**Stored data:**
━━━━━━━━━━

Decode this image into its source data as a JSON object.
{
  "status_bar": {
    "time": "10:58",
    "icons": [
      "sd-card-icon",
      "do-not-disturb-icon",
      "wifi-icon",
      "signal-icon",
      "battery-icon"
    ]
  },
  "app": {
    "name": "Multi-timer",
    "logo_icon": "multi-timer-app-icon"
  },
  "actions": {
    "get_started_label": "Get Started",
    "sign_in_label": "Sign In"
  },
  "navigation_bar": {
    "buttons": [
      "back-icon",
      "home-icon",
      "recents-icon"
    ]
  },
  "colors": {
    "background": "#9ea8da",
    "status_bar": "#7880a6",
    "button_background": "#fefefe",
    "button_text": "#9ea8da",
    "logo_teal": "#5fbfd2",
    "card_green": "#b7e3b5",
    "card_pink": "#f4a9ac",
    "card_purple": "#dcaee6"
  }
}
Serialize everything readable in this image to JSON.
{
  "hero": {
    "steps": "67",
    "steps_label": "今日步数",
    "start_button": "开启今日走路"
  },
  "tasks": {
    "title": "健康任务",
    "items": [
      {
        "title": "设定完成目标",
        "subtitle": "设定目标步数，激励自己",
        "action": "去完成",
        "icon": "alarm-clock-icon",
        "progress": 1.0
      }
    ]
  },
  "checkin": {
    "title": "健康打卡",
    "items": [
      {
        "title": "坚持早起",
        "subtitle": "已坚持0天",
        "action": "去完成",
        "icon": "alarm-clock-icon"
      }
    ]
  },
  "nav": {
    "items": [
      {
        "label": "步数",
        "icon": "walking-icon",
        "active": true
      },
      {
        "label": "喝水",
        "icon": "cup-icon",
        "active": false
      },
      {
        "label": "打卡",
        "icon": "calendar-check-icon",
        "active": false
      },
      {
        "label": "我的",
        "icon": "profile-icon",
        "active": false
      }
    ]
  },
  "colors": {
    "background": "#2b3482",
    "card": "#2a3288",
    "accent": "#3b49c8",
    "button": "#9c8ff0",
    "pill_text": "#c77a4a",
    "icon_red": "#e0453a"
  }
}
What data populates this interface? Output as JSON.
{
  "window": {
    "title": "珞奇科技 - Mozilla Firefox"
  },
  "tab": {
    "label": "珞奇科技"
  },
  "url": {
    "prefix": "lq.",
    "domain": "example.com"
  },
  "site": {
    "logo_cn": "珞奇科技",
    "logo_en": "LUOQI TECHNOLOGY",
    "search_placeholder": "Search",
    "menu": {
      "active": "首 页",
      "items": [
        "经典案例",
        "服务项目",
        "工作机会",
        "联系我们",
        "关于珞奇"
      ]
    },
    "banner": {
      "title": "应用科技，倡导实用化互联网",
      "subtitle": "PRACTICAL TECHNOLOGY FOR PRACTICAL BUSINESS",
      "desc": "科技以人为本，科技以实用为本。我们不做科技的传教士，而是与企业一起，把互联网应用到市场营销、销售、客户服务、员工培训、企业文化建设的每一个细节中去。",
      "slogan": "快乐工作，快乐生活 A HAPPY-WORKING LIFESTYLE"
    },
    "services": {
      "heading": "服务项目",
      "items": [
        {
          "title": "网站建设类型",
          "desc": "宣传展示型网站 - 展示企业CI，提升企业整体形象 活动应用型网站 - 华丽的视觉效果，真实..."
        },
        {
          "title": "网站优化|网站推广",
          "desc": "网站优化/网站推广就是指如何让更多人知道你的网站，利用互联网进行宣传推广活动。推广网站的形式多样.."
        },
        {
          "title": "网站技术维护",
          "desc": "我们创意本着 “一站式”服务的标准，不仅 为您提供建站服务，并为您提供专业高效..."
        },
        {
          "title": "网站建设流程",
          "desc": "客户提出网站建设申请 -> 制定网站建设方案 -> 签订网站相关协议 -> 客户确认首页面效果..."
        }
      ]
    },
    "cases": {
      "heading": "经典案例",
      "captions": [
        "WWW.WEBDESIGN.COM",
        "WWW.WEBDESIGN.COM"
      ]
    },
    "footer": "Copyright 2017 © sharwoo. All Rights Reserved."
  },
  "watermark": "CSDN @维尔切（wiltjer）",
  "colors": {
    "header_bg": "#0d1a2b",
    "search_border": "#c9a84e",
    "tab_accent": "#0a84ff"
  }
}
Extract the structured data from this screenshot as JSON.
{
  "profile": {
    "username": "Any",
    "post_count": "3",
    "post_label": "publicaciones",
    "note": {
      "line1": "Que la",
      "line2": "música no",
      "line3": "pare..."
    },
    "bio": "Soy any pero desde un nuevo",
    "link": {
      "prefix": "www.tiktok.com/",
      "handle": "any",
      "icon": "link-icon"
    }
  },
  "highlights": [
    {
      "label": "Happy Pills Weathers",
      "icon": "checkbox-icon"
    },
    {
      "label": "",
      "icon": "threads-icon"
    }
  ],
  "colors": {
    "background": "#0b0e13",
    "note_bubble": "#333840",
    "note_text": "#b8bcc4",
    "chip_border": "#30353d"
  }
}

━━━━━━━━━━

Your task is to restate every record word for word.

Decode this image into its source data as a JSON object.
{
  "status_bar": {
    "time": "10:58",
    "icons": [
      "sd-card-icon",
      "do-not-disturb-icon",
      "wifi-icon",
      "signal-icon",
      "battery-icon"
    ]
  },
  "app": {
    "name": "Multi-timer",
    "logo_icon": "multi-timer-app-icon"
  },
  "actions": {
    "get_started_label": "Get Started",
    "sign_in_label": "Sign In"
  },
  "navigation_bar": {
    "buttons": [
      "back-icon",
      "home-icon",
      "recents-icon"
    ]
  },
  "colors": {
    "background": "#9ea8da",
    "status_bar": "#7880a6",
    "button_background": "#fefefe",
    "button_text": "#9ea8da",
    "logo_teal": "#5fbfd2",
    "card_green": "#b7e3b5",
    "card_pink": "#f4a9ac",
    "card_purple": "#dcaee6"
  }
}
Serialize everything readable in this image to JSON.
{
  "hero": {
    "steps": "67",
    "steps_label": "今日步数",
    "start_button": "开启今日走路"
  },
  "tasks": {
    "title": "健康任务",
    "items": [
      {
        "title": "设定完成目标",
        "subtitle": "设定目标步数，激励自己",
        "action": "去完成",
        "icon": "alarm-clock-icon",
        "progress": 1.0
      }
    ]
  },
  "checkin": {
    "title": "健康打卡",
    "items": [
      {
        "title": "坚持早起",
        "subtitle": "已坚持0天",
        "action": "去完成",
        "icon": "alarm-clock-icon"
      }
    ]
  },
  "nav": {
    "items": [
      {
        "label": "步数",
        "icon": "walking-icon",
        "active": true
      },
      {
        "label": "喝水",
        "icon": "cup-icon",
        "active": false
      },
      {
        "label": "打卡",
        "icon": "calendar-check-icon",
        "active": false
      },
      {
        "label": "我的",
        "icon": "profile-icon",
        "active": false
      }
    ]
  },
  "colors": {
    "background": "#2b3482",
    "card": "#2a3288",
    "accent": "#3b49c8",
    "button": "#9c8ff0",
    "pill_text": "#c77a4a",
    "icon_red": "#e0453a"
  }
}
What data populates this interface? Output as JSON.
{
  "window": {
    "title": "珞奇科技 - Mozilla Firefox"
  },
  "tab": {
    "label": "珞奇科技"
  },
  "url": {
    "prefix": "lq.",
    "domain": "example.com"
  },
  "site": {
    "logo_cn": "珞奇科技",
    "logo_en": "LUOQI TECHNOLOGY",
    "search_placeholder": "Search",
    "menu": {
      "active": "首 页",
      "items": [
        "经典案例",
        "服务项目",
        "工作机会",
        "联系我们",
        "关于珞奇"
      ]
    },
    "banner": {
      "title": "应用科技，倡导实用化互联网",
      "subtitle": "PRACTICAL TECHNOLOGY FOR PRACTICAL BUSINESS",
      "desc": "科技以人为本，科技以实用为本。我们不做科技的传教士，而是与企业一起，把互联网应用到市场营销、销售、客户服务、员工培训、企业文化建设的每一个细节中去。",
      "slogan": "快乐工作，快乐生活 A HAPPY-WORKING LIFESTYLE"
    },
    "services": {
      "heading": "服务项目",
      "items": [
        {
          "title": "网站建设类型",
          "desc": "宣传展示型网站 - 展示企业CI，提升企业整体形象 活动应用型网站 - 华丽的视觉效果，真实..."
        },
        {
          "title": "网站优化|网站推广",
          "desc": "网站优化/网站推广就是指如何让更多人知道你的网站，利用互联网进行宣传推广活动。推广网站的形式多样.."
        },
        {
          "title": "网站技术维护",
          "desc": "我们创意本着 “一站式”服务的标准，不仅 为您提供建站服务，并为您提供专业高效..."
        },
        {
          "title": "网站建设流程",
          "desc": "客户提出网站建设申请 -> 制定网站建设方案 -> 签订网站相关协议 -> 客户确认首页面效果..."
        }
      ]
    },
    "cases": {
      "heading": "经典案例",
      "captions": [
        "WWW.WEBDESIGN.COM",
        "WWW.WEBDESIGN.COM"
      ]
    },
    "footer": "Copyright 2017 © sharwoo. All Rights Reserved."
  },
  "watermark": "CSDN @维尔切（wiltjer）",
  "colors": {
    "header_bg": "#0d1a2b",
    "search_border": "#c9a84e",
    "tab_accent": "#0a84ff"
  }
}
Extract the structured data from this screenshot as JSON.
{
  "profile": {
    "username": "Any",
    "post_count": "3",
    "post_label": "publicaciones",
    "note": {
      "line1": "Que la",
      "line2": "música no",
      "line3": "pare..."
    },
    "bio": "Soy any pero desde un nuevo",
    "link": {
      "prefix": "www.tiktok.com/",
      "handle": "any",
      "icon": "link-icon"
    }
  },
  "highlights": [
    {
      "label": "Happy Pills Weathers",
      "icon": "checkbox-icon"
    },
    {
      "label": "",
      "icon": "threads-icon"
    }
  ],
  "colors": {
    "background": "#0b0e13",
    "note_bubble": "#333840",
    "note_text": "#b8bcc4",
    "chip_border": "#30353d"
  }
}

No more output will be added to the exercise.